Trouble in the name of the father
In matrilineal Meghalaya, fathers are second-class citizens. This is what a few candidates, who had their political baptism in the name of their fathers, are finding out, reports Rahul Karmakar.india Updated: Feb 25, 2008 01:08 IST
In matrilineal Meghalaya, fathers are second-class citizens. This is what a few candidates, who had their political baptism in the name of their fathers, are finding out.
Take the case of Waibha Khyriem Kyndiah, son of Union Tribal Affairs Minister Paty Ripple Kyndiah and Congress candidate for the prestigious Nongkrem seat, one of the 55 reserved Assembly constituencies in Meghalaya. Waibha awaits a verdict on a case challenging his tribal status.
Trouble for Kyndiah junior began after a local NGO named Ka Seng Tip Kur Tip Kha U Khasi questioned his right to contest a seat reserved for tribal people. According to the organisation, he ceased to be a tribal after assuming his father’s surname and not his mother’s, in violation of the Khasi Social Custom of Lineage Act of 1997.
Kyndiah belongs to the Jaintia tribe, which — like the Khasis and Garos — follow the matriarchal tradition. The women of the three tribes inherit family property, with the largest share going to the youngest daughter.
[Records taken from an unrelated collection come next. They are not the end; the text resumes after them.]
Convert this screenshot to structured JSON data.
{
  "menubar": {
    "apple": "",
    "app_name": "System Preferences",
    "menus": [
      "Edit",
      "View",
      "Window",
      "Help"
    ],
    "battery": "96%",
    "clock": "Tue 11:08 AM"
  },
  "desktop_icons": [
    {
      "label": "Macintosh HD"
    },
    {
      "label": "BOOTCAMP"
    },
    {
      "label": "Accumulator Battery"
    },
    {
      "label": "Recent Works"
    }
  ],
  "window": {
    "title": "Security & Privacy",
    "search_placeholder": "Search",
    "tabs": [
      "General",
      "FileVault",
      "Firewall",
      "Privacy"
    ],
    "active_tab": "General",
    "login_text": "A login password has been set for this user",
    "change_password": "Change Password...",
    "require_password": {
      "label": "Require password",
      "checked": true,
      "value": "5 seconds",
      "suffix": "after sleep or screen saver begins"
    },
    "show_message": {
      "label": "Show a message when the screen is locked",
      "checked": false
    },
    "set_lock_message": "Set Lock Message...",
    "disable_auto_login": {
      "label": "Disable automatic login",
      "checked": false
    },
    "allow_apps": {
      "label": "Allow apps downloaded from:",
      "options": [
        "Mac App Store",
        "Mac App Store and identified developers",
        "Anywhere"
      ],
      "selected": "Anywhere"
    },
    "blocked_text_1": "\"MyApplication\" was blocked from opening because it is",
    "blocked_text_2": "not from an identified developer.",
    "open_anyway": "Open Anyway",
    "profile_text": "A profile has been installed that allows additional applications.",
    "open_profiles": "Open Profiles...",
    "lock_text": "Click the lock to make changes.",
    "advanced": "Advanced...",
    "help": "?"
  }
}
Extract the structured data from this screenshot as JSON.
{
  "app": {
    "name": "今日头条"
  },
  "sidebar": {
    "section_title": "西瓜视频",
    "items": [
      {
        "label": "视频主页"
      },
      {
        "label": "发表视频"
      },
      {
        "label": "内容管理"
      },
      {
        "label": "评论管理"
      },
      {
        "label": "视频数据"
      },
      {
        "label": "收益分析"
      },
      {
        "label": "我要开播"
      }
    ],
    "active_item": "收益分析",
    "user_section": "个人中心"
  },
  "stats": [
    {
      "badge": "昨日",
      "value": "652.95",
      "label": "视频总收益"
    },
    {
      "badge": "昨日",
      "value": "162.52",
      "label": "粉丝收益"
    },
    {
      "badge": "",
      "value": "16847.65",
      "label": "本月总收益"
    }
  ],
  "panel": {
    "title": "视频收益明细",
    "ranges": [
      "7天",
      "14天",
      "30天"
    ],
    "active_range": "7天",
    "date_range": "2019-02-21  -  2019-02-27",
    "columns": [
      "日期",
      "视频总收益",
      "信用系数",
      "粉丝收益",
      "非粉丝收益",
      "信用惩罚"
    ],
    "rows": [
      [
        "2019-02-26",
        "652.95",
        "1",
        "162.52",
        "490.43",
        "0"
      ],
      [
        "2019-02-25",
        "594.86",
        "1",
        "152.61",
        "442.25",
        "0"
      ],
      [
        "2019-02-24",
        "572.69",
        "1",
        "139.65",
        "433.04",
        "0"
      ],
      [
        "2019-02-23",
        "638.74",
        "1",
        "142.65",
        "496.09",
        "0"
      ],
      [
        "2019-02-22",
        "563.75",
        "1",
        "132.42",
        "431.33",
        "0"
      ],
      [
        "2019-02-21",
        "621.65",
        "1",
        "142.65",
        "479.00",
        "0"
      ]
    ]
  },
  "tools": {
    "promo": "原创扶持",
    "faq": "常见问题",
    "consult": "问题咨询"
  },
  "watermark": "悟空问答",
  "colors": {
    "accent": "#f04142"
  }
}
Children also take the name of the mother, like Kyndiah senior did from his mother Sandrina Kyndiah.
Waibha, though, is unperturbed. “I never dropped my mother’s surname from my name. The nomination papers carry my name as Waibha Khyriem Kyndiah, Khyriem being my mother’s surname.”
In Garo Hills, Congress heavyweight Mukul Sangma faces a more serious charge — of assuming a surname that belongs neither to his father nor his mother. Sangma’s father’s name is Binod M. Marak and his mother’s Roshanara Begum, who hails from a patrilineal community in Assam.